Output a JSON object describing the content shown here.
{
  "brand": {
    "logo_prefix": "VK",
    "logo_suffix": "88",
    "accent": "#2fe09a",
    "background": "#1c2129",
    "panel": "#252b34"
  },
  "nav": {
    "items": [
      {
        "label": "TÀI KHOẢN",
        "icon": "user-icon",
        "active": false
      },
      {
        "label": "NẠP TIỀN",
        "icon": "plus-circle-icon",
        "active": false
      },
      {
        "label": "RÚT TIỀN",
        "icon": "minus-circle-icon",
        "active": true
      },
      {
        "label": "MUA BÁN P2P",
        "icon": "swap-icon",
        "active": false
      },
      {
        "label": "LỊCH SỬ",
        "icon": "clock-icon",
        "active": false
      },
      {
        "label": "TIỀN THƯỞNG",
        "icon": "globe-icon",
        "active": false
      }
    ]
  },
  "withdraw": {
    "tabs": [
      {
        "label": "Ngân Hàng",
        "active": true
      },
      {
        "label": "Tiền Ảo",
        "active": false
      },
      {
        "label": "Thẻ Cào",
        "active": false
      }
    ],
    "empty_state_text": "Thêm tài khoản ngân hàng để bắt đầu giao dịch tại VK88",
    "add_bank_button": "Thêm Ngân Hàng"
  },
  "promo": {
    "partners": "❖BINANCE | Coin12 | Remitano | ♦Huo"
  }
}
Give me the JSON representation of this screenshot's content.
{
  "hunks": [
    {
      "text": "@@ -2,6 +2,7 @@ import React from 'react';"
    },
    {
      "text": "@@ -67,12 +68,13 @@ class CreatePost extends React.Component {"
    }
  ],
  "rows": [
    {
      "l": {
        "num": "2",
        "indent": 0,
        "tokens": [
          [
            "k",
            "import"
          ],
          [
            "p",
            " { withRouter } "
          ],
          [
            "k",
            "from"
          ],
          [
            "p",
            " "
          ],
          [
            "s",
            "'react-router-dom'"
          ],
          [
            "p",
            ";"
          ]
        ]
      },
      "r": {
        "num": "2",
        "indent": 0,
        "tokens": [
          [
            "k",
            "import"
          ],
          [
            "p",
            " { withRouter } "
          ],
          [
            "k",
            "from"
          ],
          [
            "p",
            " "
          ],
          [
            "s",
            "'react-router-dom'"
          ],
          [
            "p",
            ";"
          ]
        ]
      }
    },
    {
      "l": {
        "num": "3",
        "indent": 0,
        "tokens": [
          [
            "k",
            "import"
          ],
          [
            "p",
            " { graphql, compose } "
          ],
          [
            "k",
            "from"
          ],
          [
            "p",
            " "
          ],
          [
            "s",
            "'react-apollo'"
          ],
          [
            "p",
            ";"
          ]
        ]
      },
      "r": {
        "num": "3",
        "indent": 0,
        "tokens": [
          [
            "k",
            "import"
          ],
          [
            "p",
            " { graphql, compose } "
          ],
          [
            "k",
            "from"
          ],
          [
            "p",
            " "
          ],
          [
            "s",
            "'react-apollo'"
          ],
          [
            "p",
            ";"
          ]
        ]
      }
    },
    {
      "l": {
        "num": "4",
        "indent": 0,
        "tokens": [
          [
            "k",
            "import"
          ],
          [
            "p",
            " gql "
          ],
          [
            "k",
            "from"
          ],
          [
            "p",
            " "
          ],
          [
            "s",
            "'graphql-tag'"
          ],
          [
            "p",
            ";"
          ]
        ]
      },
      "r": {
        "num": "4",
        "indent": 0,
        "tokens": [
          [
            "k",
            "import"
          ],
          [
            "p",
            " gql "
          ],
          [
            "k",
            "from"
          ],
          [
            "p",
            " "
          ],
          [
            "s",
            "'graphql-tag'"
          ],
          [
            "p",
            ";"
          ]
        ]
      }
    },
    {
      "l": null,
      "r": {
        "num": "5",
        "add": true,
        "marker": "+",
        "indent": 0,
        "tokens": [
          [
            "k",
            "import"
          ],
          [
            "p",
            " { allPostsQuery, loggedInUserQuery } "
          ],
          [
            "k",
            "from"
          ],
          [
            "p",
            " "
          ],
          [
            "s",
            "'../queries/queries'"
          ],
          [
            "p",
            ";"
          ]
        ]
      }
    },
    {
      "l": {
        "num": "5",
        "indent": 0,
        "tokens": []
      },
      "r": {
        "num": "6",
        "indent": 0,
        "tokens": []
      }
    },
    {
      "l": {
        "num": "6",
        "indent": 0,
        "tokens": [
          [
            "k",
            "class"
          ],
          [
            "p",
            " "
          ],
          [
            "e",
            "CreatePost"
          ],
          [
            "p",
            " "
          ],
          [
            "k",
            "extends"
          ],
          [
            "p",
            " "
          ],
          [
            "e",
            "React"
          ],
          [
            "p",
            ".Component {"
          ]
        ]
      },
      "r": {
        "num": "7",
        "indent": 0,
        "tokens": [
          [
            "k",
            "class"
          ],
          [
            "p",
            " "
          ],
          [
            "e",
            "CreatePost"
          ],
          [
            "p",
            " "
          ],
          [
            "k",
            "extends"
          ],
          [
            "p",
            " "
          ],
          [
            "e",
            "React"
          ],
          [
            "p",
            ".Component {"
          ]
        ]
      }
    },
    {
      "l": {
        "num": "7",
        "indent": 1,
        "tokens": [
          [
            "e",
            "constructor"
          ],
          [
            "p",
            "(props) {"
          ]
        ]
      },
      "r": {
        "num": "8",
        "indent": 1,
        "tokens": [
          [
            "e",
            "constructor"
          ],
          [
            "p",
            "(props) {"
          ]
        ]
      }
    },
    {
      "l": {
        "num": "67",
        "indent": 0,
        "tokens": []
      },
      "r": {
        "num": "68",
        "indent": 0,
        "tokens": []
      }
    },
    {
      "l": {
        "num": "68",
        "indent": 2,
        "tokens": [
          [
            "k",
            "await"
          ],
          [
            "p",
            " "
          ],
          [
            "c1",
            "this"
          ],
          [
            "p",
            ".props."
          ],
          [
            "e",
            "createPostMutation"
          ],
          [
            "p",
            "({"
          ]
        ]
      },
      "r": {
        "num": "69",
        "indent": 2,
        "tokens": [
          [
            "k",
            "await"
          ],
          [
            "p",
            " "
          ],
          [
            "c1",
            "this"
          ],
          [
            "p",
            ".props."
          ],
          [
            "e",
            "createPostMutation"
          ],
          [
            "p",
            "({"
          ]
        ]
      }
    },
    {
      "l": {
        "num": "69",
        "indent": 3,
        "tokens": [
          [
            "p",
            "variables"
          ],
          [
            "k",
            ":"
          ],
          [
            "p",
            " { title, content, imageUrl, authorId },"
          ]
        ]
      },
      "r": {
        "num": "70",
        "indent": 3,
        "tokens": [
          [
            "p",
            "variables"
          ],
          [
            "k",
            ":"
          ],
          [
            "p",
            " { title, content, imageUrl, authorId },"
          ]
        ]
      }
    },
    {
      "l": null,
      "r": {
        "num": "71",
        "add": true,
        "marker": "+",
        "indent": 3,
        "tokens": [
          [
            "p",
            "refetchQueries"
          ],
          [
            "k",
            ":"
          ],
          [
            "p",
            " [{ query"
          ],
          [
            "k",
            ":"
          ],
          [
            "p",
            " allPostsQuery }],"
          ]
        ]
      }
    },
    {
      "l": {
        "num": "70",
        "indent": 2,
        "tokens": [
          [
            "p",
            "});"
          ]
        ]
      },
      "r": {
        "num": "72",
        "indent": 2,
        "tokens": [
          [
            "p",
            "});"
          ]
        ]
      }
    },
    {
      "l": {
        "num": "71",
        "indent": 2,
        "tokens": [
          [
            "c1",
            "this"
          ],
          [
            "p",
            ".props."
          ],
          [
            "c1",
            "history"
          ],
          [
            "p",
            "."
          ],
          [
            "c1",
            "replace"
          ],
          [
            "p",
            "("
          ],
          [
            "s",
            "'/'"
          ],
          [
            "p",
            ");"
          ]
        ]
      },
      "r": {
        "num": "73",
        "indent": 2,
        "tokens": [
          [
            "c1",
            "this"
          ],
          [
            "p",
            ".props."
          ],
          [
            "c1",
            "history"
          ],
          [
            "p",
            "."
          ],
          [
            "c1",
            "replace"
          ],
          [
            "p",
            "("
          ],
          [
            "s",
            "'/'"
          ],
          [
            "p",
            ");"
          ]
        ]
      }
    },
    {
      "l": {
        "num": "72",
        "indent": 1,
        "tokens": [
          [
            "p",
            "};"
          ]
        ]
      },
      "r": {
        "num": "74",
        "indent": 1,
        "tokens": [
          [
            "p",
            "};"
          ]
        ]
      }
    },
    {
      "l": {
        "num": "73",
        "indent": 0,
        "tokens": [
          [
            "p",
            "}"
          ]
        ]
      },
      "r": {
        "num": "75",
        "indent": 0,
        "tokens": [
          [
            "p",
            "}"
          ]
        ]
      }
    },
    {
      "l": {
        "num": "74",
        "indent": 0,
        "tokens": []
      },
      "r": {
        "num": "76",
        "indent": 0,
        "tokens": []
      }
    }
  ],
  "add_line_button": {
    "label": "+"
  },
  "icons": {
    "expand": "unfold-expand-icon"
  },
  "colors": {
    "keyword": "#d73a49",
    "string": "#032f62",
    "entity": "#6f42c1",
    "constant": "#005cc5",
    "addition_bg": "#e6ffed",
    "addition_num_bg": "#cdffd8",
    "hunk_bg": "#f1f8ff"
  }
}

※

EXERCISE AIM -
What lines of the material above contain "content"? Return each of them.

WRITTEN SOLUTION -
Output a JSON object describing the content shown here.
Give me the JSON representation of this screenshot's content.
            " { title, content, imageUrl, authorId },"
            " { title, content, imageUrl, authorId },"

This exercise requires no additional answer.